• Your objective:
Check every line of the data for the string "qualitydemy" and copy the ones that have it.

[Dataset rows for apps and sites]
Start of Block

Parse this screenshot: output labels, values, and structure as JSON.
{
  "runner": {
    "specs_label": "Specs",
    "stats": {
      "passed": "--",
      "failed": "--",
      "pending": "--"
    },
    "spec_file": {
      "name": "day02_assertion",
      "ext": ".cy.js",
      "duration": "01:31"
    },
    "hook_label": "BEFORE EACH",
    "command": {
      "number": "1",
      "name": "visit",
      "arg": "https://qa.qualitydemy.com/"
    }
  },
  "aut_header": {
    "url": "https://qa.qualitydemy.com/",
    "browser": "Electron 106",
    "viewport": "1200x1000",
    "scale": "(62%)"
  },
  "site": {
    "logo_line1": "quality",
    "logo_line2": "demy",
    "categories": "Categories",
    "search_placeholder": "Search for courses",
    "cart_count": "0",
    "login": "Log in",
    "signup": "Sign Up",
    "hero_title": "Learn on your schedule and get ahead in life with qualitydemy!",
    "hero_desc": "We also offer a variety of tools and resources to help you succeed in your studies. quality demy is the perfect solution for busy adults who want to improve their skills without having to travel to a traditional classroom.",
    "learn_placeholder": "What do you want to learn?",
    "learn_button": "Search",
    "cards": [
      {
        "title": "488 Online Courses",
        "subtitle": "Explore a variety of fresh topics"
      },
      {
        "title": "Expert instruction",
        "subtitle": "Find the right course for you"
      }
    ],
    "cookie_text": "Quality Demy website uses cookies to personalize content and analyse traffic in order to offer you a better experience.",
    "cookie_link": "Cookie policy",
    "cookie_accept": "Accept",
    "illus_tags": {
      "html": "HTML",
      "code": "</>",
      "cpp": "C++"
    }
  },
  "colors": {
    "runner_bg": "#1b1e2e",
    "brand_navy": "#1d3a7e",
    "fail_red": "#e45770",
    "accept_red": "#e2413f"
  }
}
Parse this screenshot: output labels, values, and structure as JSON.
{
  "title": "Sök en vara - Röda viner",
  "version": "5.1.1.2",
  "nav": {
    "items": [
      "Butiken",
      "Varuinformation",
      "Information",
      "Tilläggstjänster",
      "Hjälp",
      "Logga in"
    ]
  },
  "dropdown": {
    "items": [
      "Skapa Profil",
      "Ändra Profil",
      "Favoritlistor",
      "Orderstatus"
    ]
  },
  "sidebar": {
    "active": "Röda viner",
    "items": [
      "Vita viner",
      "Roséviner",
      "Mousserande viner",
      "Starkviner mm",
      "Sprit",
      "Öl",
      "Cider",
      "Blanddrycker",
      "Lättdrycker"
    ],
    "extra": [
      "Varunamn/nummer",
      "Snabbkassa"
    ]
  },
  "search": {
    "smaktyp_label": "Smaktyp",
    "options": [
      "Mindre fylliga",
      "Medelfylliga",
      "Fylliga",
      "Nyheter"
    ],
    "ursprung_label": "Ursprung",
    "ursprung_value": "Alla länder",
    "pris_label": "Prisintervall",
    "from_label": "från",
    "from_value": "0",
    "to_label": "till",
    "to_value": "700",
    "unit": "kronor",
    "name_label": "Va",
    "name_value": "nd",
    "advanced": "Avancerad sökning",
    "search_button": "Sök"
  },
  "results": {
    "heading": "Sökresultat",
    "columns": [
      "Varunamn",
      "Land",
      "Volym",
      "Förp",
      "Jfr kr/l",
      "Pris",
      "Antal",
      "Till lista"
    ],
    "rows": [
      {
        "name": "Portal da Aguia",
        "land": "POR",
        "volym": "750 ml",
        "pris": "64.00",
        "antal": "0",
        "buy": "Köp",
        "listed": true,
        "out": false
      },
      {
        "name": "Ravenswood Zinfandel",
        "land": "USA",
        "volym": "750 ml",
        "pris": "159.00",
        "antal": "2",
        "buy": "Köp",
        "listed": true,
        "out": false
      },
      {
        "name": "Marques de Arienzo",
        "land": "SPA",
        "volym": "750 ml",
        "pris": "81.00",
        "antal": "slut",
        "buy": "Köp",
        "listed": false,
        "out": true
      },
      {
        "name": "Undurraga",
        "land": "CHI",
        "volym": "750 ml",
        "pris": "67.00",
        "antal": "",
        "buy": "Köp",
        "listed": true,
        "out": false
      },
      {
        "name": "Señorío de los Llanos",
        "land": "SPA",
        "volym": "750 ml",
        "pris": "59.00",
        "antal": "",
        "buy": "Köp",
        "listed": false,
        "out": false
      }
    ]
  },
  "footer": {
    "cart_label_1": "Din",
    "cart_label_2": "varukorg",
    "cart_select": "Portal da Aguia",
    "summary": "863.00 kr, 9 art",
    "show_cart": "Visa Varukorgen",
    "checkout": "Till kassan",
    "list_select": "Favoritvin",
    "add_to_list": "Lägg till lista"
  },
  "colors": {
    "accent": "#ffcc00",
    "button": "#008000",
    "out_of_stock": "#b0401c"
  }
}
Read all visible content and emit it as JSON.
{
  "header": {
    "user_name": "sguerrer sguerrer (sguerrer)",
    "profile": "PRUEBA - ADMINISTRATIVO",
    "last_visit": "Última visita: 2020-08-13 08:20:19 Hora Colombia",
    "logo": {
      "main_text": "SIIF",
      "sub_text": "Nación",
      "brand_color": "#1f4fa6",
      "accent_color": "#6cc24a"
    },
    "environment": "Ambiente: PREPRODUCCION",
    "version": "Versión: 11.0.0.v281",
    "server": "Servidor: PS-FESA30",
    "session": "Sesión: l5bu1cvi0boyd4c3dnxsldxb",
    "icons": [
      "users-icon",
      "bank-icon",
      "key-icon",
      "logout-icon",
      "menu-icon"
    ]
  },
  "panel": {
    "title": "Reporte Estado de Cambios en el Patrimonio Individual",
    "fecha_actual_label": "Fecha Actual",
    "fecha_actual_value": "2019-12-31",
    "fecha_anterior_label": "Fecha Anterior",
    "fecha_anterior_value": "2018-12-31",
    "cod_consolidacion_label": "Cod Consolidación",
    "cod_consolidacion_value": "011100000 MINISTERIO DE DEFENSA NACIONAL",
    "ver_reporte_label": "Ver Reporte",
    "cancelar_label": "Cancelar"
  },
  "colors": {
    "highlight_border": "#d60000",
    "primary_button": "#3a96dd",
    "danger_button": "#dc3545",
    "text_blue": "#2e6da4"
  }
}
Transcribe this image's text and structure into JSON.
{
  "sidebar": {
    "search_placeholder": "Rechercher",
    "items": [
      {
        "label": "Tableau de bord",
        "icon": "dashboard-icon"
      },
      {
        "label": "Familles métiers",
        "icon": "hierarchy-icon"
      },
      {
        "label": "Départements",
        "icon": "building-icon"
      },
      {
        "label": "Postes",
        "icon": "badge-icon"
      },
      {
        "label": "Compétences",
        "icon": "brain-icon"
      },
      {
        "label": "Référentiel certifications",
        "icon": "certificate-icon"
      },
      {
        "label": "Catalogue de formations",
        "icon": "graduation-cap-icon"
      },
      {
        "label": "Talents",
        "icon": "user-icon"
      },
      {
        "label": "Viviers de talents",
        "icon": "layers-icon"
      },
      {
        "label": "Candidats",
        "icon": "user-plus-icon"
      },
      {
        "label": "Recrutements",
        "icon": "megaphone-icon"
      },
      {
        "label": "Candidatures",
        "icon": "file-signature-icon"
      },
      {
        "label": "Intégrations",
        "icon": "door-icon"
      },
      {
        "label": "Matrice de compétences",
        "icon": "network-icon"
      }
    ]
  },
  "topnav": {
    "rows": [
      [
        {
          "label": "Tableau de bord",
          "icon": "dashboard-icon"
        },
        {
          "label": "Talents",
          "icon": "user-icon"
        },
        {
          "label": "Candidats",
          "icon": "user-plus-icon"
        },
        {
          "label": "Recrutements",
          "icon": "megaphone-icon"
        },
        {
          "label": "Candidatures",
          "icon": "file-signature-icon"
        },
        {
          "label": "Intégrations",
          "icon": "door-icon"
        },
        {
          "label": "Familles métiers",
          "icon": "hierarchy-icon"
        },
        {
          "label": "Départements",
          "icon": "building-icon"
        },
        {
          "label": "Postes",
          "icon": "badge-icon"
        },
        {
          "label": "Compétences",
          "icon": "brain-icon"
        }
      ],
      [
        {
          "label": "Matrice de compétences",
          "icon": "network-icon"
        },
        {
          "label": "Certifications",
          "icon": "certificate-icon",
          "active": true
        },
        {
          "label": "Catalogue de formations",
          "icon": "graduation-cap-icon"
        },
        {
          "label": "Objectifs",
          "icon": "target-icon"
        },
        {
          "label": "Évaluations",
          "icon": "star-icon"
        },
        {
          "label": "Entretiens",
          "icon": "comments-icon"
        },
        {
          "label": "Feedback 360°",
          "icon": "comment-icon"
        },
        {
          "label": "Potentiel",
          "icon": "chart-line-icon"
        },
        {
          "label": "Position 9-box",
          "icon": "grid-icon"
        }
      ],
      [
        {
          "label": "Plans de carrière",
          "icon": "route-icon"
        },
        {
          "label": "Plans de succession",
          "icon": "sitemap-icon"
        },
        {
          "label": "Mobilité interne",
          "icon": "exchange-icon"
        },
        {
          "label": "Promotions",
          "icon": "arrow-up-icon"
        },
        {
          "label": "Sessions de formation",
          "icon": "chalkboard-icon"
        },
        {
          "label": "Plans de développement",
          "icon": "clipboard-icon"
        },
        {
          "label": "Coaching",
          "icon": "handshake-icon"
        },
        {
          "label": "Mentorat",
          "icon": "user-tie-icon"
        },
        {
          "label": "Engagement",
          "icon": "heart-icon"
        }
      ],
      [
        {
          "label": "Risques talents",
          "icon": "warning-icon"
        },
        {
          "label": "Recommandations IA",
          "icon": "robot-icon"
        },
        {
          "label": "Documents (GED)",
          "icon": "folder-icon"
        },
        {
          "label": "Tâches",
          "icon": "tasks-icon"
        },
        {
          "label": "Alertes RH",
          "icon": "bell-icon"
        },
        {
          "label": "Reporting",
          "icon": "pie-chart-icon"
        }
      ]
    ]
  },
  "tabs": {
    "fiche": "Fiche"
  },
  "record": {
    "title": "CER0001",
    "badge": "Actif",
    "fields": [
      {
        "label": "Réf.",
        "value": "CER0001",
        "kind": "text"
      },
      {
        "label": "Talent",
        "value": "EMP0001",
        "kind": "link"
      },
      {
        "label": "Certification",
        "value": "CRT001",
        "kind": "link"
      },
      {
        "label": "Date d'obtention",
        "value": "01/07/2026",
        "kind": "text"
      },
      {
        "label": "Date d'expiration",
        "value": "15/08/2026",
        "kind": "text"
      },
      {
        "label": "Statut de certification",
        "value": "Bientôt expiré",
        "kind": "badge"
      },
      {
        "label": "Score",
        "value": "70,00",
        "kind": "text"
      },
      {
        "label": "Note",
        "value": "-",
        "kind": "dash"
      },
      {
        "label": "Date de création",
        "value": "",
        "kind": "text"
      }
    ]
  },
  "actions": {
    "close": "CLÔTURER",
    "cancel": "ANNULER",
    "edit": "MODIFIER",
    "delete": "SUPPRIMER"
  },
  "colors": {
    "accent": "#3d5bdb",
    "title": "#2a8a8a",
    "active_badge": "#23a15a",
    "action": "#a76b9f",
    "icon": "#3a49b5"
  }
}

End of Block

• Result of the task:
      "arg": "https://qa.qualitydemy.com/"
    "url": "https://qa.qualitydemy.com/",
    "hero_title": "Learn on your schedule and get ahead in life with qualitydemy!",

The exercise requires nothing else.